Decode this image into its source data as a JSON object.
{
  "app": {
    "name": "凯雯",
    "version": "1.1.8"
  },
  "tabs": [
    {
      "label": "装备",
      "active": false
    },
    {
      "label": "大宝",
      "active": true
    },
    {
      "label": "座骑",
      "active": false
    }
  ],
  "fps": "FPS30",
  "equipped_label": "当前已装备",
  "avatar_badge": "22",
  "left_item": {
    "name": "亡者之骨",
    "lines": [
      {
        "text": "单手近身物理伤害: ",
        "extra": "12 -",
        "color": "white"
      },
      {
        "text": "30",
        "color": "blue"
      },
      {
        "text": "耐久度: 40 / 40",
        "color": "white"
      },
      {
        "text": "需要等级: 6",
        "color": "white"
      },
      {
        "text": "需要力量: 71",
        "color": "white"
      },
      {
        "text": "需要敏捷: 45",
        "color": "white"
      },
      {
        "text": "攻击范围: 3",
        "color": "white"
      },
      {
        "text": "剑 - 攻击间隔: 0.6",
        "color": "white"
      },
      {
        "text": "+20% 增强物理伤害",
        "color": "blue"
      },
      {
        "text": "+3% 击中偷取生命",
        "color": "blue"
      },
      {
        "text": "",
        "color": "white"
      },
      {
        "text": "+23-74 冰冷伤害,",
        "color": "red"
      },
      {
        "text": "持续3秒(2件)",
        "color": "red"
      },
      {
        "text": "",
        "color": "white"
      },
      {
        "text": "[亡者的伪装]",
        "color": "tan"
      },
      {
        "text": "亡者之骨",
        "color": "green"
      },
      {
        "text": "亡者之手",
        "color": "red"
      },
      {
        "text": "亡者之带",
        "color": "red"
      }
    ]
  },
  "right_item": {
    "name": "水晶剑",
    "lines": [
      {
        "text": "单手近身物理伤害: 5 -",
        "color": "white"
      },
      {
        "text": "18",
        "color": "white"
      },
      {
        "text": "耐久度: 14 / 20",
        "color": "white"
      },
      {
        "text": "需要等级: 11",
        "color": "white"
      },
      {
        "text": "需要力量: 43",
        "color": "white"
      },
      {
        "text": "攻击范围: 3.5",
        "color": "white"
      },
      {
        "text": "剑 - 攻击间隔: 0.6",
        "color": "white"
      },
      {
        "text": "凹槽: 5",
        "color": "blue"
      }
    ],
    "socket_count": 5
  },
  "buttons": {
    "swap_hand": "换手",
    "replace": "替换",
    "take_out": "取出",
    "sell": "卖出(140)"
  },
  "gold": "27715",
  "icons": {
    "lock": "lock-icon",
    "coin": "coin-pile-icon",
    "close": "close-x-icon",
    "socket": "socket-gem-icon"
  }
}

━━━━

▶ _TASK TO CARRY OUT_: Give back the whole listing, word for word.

▶ _TASK OUTPUT_:
Decode this image into its source data as a JSON object.
{
  "app": {
    "name": "凯雯",
    "version": "1.1.8"
  },
  "tabs": [
    {
      "label": "装备",
      "active": false
    },
    {
      "label": "大宝",
      "active": true
    },
    {
      "label": "座骑",
      "active": false
    }
  ],
  "fps": "FPS30",
  "equipped_label": "当前已装备",
  "avatar_badge": "22",
  "left_item": {
    "name": "亡者之骨",
    "lines": [
      {
        "text": "单手近身物理伤害: ",
        "extra": "12 -",
        "color": "white"
      },
      {
        "text": "30",
        "color": "blue"
      },
      {
        "text": "耐久度: 40 / 40",
        "color": "white"
      },
      {
        "text": "需要等级: 6",
        "color": "white"
      },
      {
        "text": "需要力量: 71",
        "color": "white"
      },
      {
        "text": "需要敏捷: 45",
        "color": "white"
      },
      {
        "text": "攻击范围: 3",
        "color": "white"
      },
      {
        "text": "剑 - 攻击间隔: 0.6",
        "color": "white"
      },
      {
        "text": "+20% 增强物理伤害",
        "color": "blue"
      },
      {
        "text": "+3% 击中偷取生命",
        "color": "blue"
      },
      {
        "text": "",
        "color": "white"
      },
      {
        "text": "+23-74 冰冷伤害,",
        "color": "red"
      },
      {
        "text": "持续3秒(2件)",
        "color": "red"
      },
      {
        "text": "",
        "color": "white"
      },
      {
        "text": "[亡者的伪装]",
        "color": "tan"
      },
      {
        "text": "亡者之骨",
        "color": "green"
      },
      {
        "text": "亡者之手",
        "color": "red"
      },
      {
        "text": "亡者之带",
        "color": "red"
      }
    ]
  },
  "right_item": {
    "name": "水晶剑",
    "lines": [
      {
        "text": "单手近身物理伤害: 5 -",
        "color": "white"
      },
      {
        "text": "18",
        "color": "white"
      },
      {
        "text": "耐久度: 14 / 20",
        "color": "white"
      },
      {
        "text": "需要等级: 11",
        "color": "white"
      },
      {
        "text": "需要力量: 43",
        "color": "white"
      },
      {
        "text": "攻击范围: 3.5",
        "color": "white"
      },
      {
        "text": "剑 - 攻击间隔: 0.6",
        "color": "white"
      },
      {
        "text": "凹槽: 5",
        "color": "blue"
      }
    ],
    "socket_count": 5
  },
  "buttons": {
    "swap_hand": "换手",
    "replace": "替换",
    "take_out": "取出",
    "sell": "卖出(140)"
  },
  "gold": "27715",
  "icons": {
    "lock": "lock-icon",
    "coin": "coin-pile-icon",
    "close": "close-x-icon",
    "socket": "socket-gem-icon"
  }
}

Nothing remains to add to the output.